And, while police officers may not seek to verify their suspicions by means that approach the conditions of arrest, Florida v. Royer, supra, nevertheless, given the totality of the circumstances here, including defendant's conduct consistent with that of a drug courier profile, his similarity to that of a suspected fugitive, and his furtive conduct, the record supports the trial court's finding that the police officers had reasonable suspicion to expand the scope of their seizure of defendant for the limited purpose of ascertaining whether defendant was withdrawing a weapon from his briefcase.

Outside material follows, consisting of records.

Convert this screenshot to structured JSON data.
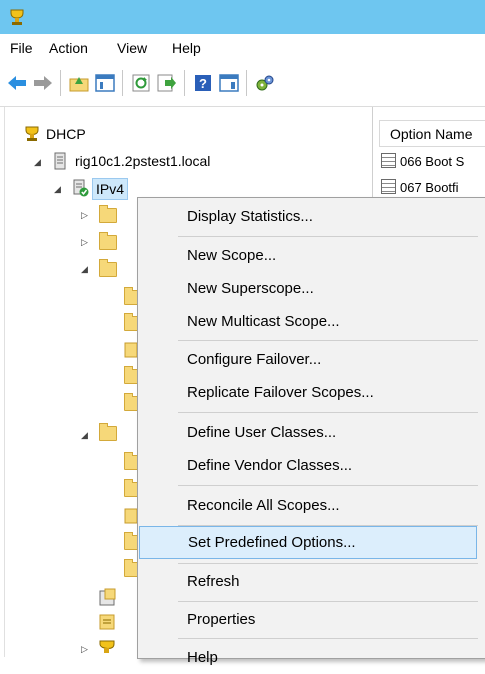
{
  "menubar": {
    "items": [
      "File",
      "Action",
      "View",
      "Help"
    ]
  },
  "tree": {
    "root": "DHCP",
    "server": "rig10c1.2pstest1.local",
    "ipv4": "IPv4"
  },
  "right_pane": {
    "column_header": "Option Name",
    "rows": [
      "066 Boot S",
      "067 Bootfi"
    ]
  },
  "context_menu": {
    "items": [
      "Display Statistics...",
      "New Scope...",
      "New Superscope...",
      "New Multicast Scope...",
      "Configure Failover...",
      "Replicate Failover Scopes...",
      "Define User Classes...",
      "Define Vendor Classes...",
      "Reconcile All Scopes...",
      "Set Predefined Options...",
      "Refresh",
      "Properties",
      "Help"
    ],
    "highlighted": "Set Predefined Options..."
  },
  "colors": {
    "titlebar": "#6ec6f0",
    "menu_highlight_fill": "#dceefc",
    "menu_highlight_border": "#7ab6e8"
  }
}
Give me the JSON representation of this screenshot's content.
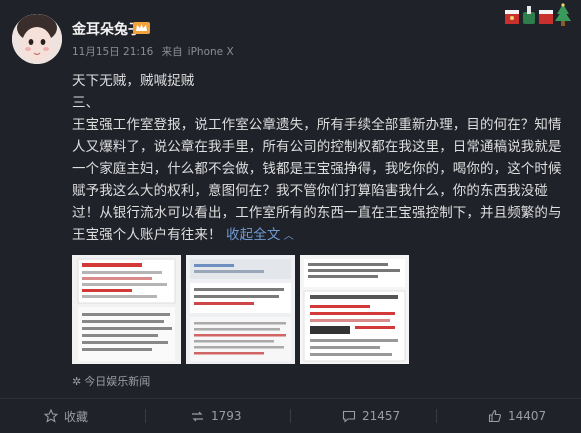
{
  "user": {
    "name": "金耳朵兔子",
    "time": "11月15日 21:16",
    "source_prefix": "来自",
    "device": "iPhone X"
  },
  "content": {
    "line1": "天下无贼，贼喊捉贼",
    "line2": "三、",
    "body": "王宝强工作室登报，说工作室公章遗失，所有手续全部重新办理，目的何在？知情人又爆料了，说公章在我手里，所有公司的控制权都在我这里，日常通稿说我就是一个家庭主妇，什么都不会做，钱都是王宝强挣得，我吃你的，喝你的，这个时候赋予我这么大的权利，意图何在？我不管你们打算陷害我什么，你的东西我没碰过！从银行流水可以看出，工作室所有的东西一直在王宝强控制下，并且频繁的与王宝强个人账户有往来！",
    "collapse_label": "收起全文"
  },
  "source": "今日娱乐新闻",
  "actions": {
    "favorite": "收藏",
    "repost": "1793",
    "comment": "21457",
    "like": "14407"
  },
  "colors": {
    "background": "#20222a",
    "link": "#6f9bd3",
    "muted": "#9a9da4"
  }
}
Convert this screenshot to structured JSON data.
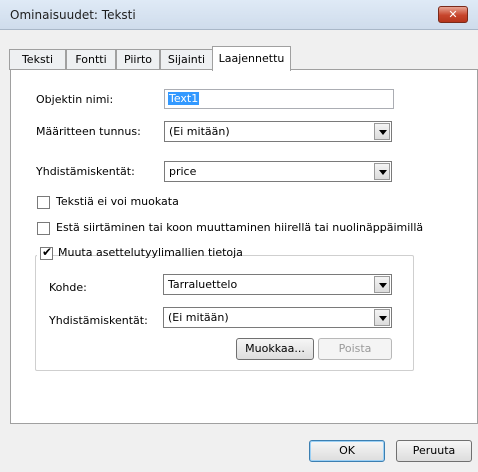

Furthermore, as noted above, on conflicting testimony the trial court found that the defendant "shoved into" one officer and then "started pushing and pulling" against that officer. This episode resulted in his being arrested for obstruction and resisting arrest. Since there is sufficient support in the record for the trial court's finding, we will not disturb it on appeal.

It is true that the charges of obstruction and interference were dismissed because of insufficient evidence. However, the dismissal of those charges is not determinative of whether the officers were justified in expanding the scope of the seizure of defendant's person. Rather, for the officers' actions to be within constitutional bounds, the evidence need be no more than sufficient to demonstrate that the officers were possessed of reasonable suspicion and, therefore, had grounds to expand the scope of their seizure by using restraining force. Florida v. Royer, supra; Terry v. Ohio, supra. That standard was met here.

Accordingly, we conclude that there was sufficient evidence in the record here to demonstrate that the officers had reasonable suspicion and reasonable grounds temporarily to detain defendant and to expand the limits of their investigative detention. Thus, the trial court did not err in denying defendant's motion to suppress the evidence that resulted from that contact.


We find no merit in defendant's arguments regarding the sufficiency of the warrants and affidavits issued for the safety deposit boxes. Having reviewed the warrants and the affidavits, we conclude that they are sufficiently descriptive so as to state with particularity the things to be seized. Thus, the warrants and the affidavits issued for the safety deposit boxes are constitutionally valid.

The judgment of conviction is affirmed.